Squirrel, postman, cat....?

Squirrel, squirrel, squirrel. I can’t even say the word without getting a reaction. In our household these critters are commonly referred to as the S-word. Sterling is ever on the watch for them. Unfortunately Miss Molly has learned from him that they are more than fun to chase.

Who are your dogs' best pet-pals?

Each other. It’s amazing how attached they have become. Though Sterling tries to remain aloof, he will search her out and she of course clings to him, when she isn’t attacking him. She particularly likes grabbing onto one of his long ears or the scruff of his neck.
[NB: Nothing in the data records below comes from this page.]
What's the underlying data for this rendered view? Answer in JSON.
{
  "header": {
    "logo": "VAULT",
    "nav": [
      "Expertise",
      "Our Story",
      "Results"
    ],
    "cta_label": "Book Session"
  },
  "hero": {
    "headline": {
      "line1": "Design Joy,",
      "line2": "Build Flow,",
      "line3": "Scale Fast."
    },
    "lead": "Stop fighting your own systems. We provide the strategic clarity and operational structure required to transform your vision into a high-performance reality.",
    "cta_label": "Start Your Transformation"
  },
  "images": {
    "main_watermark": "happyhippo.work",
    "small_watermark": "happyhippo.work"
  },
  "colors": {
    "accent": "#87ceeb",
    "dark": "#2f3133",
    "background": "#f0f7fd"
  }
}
What is each dog's best quality?

Sterling has the patience of a Buddha and is just as calm. He will stare at his favourite ball for what seems like hours hoping someone will come along and throw it or wait longingly with his mournful eyes beside the door as walk time approaches. And nothing seems to bother him, other than squirrels, and his little Sis when she is being particularly bratty.

Miss Molly is everyone’s friend. Wagging her tail she runs up to other dogs to play or to people for a pat. She doesn’t have an aggressive cell in her body. In fact she is a bit of a scaredy-cat and will come running back to ‘Momma’ at the least hint of a threat.
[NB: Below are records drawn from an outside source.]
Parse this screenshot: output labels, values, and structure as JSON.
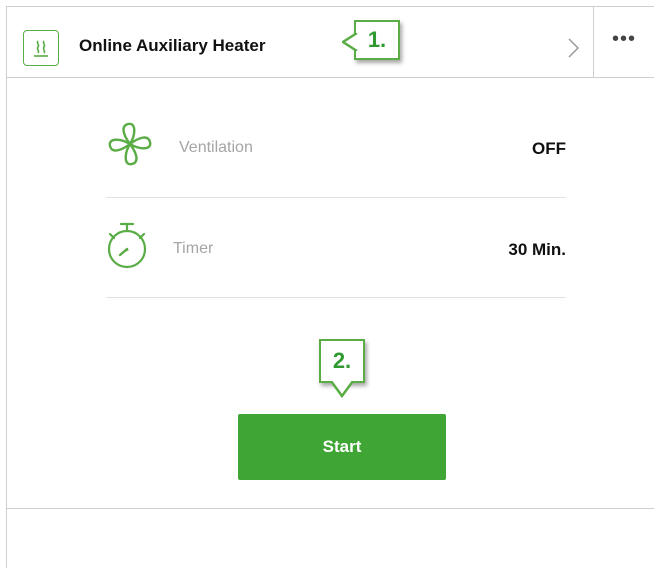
{
  "header": {
    "title": "Online Auxiliary Heater",
    "icon": "heater-icon",
    "more_label": "•••"
  },
  "callouts": {
    "first": "1.",
    "second": "2."
  },
  "settings": [
    {
      "label": "Ventilation",
      "value": "OFF",
      "icon": "fan-icon"
    },
    {
      "label": "Timer",
      "value": "30 Min.",
      "icon": "stopwatch-icon"
    }
  ],
  "actions": {
    "start_label": "Start"
  },
  "colors": {
    "accent": "#3fa535",
    "icon_green": "#5aac45",
    "label_gray": "#a5a5a5"
  }
}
If your dogs could change one thing about you, what would it be?

What me change?! I’m perfect. But I suppose they would say I don’t play enough with them, particularly Sterling. After dinner has become playtime. The minute I put the fork down on the plate, Sterling is running to the living room to wait patiently by his ball for me to come and play grab-the-ball. But sometimes I’m too busy and will ignore him or will play only for a few minutes. He never complains, just gives me one of his mournful stares.

If Hollywood made a movie about your life in which your dogs could speak, which actors should do their voices?

Sorry, I’m not much into movies, so I’m not up on my film stars. Maurice Chevalier is the only one who comes to mind for Sterling, but that is reaching back in time a little far. I don’t know who of today’s star contingent would be able to roll his ‘r’s with equal panache. Similarly for Miss Molly child actor Haley Mills immediately jumped to mind. But it is many, many years since she was a child.

If your dogs could answer only one question in English, what would you ask them?

Whenever Sterling or Miss Molly raise a quizzical eyebrow in my direction I do wonder what is going on inside their furry heads. Are they asking me for something or are they making a comment on life. I have asked, “What are you thinking?” but so far haven’t received an answer.

Visit R.J. Harlick's website and Facebook page.

--Marshal Zeringue

1 comment:

  1. The first pictures looks like a dog with two heads! LOL!